Data extracted from a collection
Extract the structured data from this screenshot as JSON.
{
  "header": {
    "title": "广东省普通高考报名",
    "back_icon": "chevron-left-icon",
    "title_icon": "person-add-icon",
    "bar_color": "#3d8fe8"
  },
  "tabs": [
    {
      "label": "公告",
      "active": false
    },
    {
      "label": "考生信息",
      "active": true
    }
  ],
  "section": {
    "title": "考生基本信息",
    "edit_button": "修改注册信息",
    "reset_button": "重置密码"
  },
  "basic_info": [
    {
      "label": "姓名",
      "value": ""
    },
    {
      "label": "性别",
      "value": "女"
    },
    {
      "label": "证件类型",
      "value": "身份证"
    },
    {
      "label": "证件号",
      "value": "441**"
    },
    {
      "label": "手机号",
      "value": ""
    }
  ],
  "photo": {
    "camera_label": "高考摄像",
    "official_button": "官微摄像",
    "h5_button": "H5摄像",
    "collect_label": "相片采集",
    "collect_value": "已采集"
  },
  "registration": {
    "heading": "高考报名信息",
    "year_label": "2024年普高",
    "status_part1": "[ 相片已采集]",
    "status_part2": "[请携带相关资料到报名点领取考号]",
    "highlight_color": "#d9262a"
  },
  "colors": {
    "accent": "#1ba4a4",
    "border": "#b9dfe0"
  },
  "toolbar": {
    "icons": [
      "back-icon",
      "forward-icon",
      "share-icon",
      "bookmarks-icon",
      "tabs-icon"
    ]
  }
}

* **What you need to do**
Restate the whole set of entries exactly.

* **Written solution**
Extract the structured data from this screenshot as JSON.
{
  "header": {
    "title": "广东省普通高考报名",
    "back_icon": "chevron-left-icon",
    "title_icon": "person-add-icon",
    "bar_color": "#3d8fe8"
  },
  "tabs": [
    {
      "label": "公告",
      "active": false
    },
    {
      "label": "考生信息",
      "active": true
    }
  ],
  "section": {
    "title": "考生基本信息",
    "edit_button": "修改注册信息",
    "reset_button": "重置密码"
  },
  "basic_info": [
    {
      "label": "姓名",
      "value": ""
    },
    {
      "label": "性别",
      "value": "女"
    },
    {
      "label": "证件类型",
      "value": "身份证"
    },
    {
      "label": "证件号",
      "value": "441**"
    },
    {
      "label": "手机号",
      "value": ""
    }
  ],
  "photo": {
    "camera_label": "高考摄像",
    "official_button": "官微摄像",
    "h5_button": "H5摄像",
    "collect_label": "相片采集",
    "collect_value": "已采集"
  },
  "registration": {
    "heading": "高考报名信息",
    "year_label": "2024年普高",
    "status_part1": "[ 相片已采集]",
    "status_part2": "[请携带相关资料到报名点领取考号]",
    "highlight_color": "#d9262a"
  },
  "colors": {
    "accent": "#1ba4a4",
    "border": "#b9dfe0"
  },
  "toolbar": {
    "icons": [
      "back-icon",
      "forward-icon",
      "share-icon",
      "bookmarks-icon",
      "tabs-icon"
    ]
  }
}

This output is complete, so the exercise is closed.